12V runs the “always on” items to keep drain off the HV battery. Car always has some power draw for unlock/start commands. Teslas must have an inverter/transformer to charge the 12V system from the main battery back (equivalent to an alternator in ICE vehicles). 

Anonymous 0 Comments

Nearly every part made for modern cars that works off electricity uses 12V; radios, motors, sensors, etc. It is easier and cheaper to use those existing parts. It is also easier, cheaper, and more efficient to run those parts from a 12V battery than to convert the high voltage of a larger battery down to 12V all of the time.

You could go to the store (high voltage battery) for every meal but it is easier and faster to grab something from the cupboard/pantry (12V battery).

Anonymous 0 Comments

The high voltage battery and the 12V converter do not run all time when the car uses turned off. In most EVs those components only run when the car is on, when it is charging and for a short time once a day or whenever it senses the 12V battery is getting low to charge the 12V battery back up. Running them all the time would require running the high voltage battery heater/cooler all the time and would waste a lot of power.

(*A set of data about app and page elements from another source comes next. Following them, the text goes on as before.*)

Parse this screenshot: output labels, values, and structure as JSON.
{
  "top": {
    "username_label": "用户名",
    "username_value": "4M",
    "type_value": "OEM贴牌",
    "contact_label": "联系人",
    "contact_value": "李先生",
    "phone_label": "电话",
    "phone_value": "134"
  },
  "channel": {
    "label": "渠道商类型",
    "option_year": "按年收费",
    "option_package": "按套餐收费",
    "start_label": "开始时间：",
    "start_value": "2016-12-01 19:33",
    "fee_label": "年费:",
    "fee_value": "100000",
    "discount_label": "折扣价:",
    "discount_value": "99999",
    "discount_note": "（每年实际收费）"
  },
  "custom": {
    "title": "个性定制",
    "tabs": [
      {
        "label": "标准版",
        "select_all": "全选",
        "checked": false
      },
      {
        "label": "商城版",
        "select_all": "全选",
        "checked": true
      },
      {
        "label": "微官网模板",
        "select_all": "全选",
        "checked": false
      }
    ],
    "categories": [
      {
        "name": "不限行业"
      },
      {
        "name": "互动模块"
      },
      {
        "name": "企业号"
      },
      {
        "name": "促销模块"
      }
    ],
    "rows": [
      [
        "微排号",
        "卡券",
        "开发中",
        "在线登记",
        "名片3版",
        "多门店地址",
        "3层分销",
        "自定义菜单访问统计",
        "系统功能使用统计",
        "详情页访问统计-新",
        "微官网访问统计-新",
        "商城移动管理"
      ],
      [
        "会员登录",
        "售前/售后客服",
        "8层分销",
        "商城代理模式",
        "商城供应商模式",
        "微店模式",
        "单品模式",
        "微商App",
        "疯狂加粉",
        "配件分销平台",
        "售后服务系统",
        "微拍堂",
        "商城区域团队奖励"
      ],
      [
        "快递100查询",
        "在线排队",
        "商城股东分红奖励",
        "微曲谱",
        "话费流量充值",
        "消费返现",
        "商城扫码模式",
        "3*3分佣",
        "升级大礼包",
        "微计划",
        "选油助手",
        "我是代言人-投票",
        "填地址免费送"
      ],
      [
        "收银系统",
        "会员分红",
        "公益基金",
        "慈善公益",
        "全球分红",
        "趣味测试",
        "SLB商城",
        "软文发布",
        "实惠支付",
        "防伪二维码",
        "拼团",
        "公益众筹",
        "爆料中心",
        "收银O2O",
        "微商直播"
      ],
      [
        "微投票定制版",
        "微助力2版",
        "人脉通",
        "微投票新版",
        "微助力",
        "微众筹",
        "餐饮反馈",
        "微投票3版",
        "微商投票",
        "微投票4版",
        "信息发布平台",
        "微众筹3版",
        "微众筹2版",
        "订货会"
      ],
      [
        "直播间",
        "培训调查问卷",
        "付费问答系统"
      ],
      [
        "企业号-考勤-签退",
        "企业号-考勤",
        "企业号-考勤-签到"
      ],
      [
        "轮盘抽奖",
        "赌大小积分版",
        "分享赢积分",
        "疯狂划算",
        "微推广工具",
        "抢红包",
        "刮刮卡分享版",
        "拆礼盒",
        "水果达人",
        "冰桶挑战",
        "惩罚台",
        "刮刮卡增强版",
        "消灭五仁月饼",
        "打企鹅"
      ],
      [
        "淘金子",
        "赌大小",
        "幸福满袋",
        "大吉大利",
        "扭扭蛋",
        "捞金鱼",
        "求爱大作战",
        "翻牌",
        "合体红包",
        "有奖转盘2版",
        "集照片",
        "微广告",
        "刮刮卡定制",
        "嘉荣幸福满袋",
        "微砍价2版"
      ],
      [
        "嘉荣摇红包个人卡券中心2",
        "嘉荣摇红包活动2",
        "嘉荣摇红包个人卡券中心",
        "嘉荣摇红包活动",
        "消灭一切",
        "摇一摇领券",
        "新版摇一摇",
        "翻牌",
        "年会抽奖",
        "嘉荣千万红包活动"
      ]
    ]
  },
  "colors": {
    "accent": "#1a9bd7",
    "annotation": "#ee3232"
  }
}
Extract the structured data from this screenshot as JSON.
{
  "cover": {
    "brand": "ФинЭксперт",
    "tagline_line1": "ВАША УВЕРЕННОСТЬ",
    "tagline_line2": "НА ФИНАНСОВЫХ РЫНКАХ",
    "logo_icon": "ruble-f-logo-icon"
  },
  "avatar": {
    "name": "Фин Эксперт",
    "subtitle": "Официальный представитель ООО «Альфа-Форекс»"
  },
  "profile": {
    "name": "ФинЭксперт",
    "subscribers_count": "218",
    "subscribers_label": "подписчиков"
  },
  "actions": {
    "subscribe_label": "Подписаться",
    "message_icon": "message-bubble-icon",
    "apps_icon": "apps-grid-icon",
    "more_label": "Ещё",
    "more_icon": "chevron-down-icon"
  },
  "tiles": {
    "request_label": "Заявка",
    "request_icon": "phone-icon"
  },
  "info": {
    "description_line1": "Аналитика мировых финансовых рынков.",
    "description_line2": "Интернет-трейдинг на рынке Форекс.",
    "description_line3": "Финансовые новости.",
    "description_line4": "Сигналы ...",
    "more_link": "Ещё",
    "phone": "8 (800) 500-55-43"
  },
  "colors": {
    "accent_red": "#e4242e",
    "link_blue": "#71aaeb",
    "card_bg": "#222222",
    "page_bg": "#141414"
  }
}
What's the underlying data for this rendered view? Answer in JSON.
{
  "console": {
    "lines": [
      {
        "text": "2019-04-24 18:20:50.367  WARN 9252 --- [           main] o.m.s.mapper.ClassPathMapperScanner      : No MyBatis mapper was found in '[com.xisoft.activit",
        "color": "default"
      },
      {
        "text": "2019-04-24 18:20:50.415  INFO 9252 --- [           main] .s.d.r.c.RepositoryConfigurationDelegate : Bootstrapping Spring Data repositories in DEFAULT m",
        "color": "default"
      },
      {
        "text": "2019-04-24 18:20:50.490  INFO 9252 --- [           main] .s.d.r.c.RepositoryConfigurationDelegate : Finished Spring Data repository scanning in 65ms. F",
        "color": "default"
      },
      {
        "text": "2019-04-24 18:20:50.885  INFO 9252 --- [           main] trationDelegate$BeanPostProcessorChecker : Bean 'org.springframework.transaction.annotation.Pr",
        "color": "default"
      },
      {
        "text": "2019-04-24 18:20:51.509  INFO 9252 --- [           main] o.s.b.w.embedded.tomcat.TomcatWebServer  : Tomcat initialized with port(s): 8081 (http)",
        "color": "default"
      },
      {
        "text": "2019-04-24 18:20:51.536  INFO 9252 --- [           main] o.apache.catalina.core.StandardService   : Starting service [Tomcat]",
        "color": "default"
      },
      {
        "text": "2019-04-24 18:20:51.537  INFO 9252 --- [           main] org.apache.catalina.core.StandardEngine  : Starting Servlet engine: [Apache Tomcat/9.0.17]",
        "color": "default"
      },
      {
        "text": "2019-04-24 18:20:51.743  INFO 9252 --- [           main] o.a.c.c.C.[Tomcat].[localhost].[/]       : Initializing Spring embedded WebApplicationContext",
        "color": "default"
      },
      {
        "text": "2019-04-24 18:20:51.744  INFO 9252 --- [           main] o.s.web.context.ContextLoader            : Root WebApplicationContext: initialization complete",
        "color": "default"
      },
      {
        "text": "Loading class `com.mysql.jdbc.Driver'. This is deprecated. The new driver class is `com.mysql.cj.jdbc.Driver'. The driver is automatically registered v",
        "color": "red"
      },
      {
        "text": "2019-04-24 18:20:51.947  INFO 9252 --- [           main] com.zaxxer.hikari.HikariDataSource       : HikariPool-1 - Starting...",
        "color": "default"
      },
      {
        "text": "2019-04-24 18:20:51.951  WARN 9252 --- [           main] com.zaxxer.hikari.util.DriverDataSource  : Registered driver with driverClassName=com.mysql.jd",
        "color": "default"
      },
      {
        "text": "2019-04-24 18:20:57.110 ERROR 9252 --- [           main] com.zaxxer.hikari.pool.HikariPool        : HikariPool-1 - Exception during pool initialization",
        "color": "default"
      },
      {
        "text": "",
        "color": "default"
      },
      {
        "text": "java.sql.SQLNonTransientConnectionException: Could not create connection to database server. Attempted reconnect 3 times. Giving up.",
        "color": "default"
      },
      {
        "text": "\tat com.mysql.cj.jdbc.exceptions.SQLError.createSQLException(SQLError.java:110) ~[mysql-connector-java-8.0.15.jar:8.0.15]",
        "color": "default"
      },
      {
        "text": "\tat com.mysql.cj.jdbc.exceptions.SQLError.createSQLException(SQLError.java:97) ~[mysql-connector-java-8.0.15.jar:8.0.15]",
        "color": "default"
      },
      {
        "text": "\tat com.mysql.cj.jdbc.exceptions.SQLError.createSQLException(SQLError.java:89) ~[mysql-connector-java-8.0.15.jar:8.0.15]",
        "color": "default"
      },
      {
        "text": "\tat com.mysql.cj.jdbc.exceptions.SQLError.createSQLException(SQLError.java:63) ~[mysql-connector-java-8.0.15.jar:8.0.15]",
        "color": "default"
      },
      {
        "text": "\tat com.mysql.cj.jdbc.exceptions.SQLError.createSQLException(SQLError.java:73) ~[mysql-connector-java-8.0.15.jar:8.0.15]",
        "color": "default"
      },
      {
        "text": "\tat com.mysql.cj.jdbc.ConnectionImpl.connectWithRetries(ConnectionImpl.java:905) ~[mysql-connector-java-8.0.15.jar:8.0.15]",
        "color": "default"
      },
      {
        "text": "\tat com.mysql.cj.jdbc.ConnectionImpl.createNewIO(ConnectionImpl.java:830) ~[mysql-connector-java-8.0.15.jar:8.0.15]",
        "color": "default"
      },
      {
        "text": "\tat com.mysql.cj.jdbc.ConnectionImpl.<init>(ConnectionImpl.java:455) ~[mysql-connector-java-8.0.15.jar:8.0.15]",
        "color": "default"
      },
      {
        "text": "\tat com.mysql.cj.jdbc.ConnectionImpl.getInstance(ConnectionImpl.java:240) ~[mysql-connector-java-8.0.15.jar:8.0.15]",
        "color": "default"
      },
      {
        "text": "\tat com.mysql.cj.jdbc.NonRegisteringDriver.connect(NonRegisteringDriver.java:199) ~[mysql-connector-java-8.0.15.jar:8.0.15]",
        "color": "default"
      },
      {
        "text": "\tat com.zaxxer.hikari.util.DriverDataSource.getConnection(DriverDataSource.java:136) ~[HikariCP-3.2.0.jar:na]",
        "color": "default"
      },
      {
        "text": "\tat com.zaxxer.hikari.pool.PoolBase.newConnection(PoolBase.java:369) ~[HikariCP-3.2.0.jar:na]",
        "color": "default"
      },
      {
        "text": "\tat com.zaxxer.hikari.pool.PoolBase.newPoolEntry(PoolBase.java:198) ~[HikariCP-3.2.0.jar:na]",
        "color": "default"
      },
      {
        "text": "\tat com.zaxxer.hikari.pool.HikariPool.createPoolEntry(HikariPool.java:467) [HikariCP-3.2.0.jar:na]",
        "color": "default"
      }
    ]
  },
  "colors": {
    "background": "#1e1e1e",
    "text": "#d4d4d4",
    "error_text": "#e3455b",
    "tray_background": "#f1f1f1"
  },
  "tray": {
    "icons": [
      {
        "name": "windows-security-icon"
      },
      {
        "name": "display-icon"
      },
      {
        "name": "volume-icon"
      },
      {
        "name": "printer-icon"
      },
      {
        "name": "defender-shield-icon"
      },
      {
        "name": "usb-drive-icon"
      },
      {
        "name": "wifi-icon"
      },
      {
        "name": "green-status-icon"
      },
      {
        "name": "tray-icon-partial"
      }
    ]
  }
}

Anonymous 0 Comments

In addition to the other comment, it enables a system where the high voltage battery is disconnected when the car is turned off, for safety.

The 12V battery engages a relay which connects the high voltage supply to the motors and controls.

Anonymous 0 Comments

Everyone talking about it being cheaper to run radios and stuff but Im pretty sure DOT requires cars to have emergency flashers that run even if all other systems have failed.

Anonymous 0 Comments

Either you add a transformer to bring the electricity characteristics from the big battery to compatible with the electronics. Or you put a battery that will be directly compatible. Given batteries in this segment are mature, and transformers not so much, the 12V battery must be used.